  • In its supplier code of conduct, Under Armour demands suppliers and their subcontractors "must treat their employees with respect and dignity. No employee shall be subject to physical, sexual, psychological or verbal harassment, or abuse."
  • The Under Armour customer online terms of service include a prohibition against uploading content that, among other things, "exploits people in a sexual or violent manner" or "contains nudity, violence, or pornographic subject matter."

But in the current climate, that isn't enough.

There are two major issues facing Under Armour and its culture, if the report is accurate -- and, independently, facing many other companies. One is its tacit condoning of sexual harassment, even if only in the recent past. When your accounting department is cutting checks to cover expenses that include strip club visits, you can't even pretend the company doesn't know what's going on.

The second issue is the potential hypocrisy of stating a position against harassment, which might be a legal stratagem to help set up an affirmative defense in case of a lawsuit, when certain other things are allowed to slide. Not that it will do much good at this point.

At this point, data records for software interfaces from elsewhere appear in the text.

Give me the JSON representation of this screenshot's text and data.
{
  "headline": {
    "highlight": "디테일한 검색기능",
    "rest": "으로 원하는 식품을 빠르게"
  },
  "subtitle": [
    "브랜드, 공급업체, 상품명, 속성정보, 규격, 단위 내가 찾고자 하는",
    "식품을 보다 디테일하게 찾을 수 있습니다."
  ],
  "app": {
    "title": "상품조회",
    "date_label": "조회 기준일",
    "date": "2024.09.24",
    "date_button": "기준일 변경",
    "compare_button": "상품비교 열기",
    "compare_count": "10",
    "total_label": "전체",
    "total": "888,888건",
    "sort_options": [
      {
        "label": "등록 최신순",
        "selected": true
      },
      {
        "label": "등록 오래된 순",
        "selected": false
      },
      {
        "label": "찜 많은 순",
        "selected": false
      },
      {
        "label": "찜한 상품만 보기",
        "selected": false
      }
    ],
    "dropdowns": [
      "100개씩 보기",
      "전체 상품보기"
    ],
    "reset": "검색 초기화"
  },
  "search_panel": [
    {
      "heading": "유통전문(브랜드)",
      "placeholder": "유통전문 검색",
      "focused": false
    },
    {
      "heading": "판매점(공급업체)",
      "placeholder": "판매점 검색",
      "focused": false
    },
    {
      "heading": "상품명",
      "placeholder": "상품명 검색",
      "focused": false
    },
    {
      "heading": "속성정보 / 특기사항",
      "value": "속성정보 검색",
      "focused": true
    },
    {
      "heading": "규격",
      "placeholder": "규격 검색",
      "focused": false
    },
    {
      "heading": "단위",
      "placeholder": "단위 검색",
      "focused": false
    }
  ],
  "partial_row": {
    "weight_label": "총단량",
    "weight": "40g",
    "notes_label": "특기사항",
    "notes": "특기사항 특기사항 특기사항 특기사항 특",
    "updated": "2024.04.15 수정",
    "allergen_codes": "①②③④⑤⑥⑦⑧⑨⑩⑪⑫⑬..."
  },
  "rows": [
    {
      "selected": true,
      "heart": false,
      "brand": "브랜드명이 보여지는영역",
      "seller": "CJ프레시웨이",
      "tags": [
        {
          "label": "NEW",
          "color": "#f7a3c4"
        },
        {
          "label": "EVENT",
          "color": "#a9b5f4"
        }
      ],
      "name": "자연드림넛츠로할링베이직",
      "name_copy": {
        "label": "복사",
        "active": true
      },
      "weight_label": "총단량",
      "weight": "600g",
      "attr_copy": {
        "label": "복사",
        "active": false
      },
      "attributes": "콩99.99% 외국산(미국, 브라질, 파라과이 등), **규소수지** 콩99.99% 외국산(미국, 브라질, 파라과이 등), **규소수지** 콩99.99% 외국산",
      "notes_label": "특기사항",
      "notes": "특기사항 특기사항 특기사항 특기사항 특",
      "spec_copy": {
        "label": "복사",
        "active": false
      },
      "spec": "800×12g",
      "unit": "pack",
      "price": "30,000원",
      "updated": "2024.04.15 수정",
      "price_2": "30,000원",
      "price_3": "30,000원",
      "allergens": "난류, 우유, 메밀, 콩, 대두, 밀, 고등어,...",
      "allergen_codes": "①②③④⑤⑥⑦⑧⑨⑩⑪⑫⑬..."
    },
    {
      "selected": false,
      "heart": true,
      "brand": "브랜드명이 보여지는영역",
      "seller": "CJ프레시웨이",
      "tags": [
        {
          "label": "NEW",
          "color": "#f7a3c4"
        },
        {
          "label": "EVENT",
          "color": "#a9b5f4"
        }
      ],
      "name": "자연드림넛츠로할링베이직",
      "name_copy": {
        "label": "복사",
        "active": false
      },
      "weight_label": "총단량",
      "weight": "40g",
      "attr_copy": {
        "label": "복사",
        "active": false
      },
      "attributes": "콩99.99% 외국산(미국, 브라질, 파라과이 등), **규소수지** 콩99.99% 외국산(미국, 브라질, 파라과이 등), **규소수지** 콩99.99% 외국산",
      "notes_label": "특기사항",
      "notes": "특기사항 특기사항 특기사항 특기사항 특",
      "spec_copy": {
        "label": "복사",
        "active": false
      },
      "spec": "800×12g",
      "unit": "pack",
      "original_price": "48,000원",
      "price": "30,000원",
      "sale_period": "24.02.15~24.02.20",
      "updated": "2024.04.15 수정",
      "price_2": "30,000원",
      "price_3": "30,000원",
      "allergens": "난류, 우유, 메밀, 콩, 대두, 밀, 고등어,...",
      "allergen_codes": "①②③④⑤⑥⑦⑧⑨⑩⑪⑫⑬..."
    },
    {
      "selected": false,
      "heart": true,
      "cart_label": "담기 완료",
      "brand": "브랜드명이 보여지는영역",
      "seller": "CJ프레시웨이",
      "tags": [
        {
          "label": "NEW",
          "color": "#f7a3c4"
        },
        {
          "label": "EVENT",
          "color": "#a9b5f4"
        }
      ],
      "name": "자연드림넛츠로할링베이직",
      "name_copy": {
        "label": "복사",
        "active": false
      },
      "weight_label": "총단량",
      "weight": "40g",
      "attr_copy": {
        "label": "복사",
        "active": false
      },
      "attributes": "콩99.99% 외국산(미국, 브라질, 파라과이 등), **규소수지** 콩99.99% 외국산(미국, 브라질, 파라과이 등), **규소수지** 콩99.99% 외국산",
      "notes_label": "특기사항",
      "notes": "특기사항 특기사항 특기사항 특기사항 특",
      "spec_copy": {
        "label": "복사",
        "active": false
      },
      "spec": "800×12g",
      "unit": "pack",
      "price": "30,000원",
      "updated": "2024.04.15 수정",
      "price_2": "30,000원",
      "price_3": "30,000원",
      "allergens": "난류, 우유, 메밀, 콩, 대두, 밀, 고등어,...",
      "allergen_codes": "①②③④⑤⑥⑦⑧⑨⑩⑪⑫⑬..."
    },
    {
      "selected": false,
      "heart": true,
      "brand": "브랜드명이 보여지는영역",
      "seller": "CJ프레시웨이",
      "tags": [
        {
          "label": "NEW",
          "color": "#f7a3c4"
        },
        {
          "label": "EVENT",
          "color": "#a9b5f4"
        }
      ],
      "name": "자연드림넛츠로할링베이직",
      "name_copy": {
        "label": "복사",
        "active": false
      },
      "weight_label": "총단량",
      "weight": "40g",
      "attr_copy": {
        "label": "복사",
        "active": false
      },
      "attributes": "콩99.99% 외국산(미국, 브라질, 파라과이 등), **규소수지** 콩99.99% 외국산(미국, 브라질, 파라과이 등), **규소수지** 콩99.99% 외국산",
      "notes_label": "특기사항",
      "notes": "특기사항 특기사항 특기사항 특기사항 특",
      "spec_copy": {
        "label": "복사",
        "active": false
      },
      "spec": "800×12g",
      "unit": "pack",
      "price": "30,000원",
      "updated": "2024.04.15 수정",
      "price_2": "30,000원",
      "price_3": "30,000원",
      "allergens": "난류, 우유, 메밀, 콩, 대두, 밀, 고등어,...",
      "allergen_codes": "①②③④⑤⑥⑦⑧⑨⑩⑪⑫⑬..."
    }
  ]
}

From the reports, the culture seems to have some big problems, and change is tough, as other corporate examples have shown. Look at Papa John's or Uber. In each case, the CEO was pushed out.

Plank might take a lesson, stepping down as CEO while remaining as chairman, to bring in someone who could help reconstitute the workplace. That would likely also require some of his handpicked executives to depart as well.

There would be disruption. But then, the current culture continuously disrupts. By making the changes, the long-term gain in employee morale, access to a greater talent pool willing to work there, and public reputation among consumers and investors would more than offset the short-term pain.

Published on: Nov 6, 2018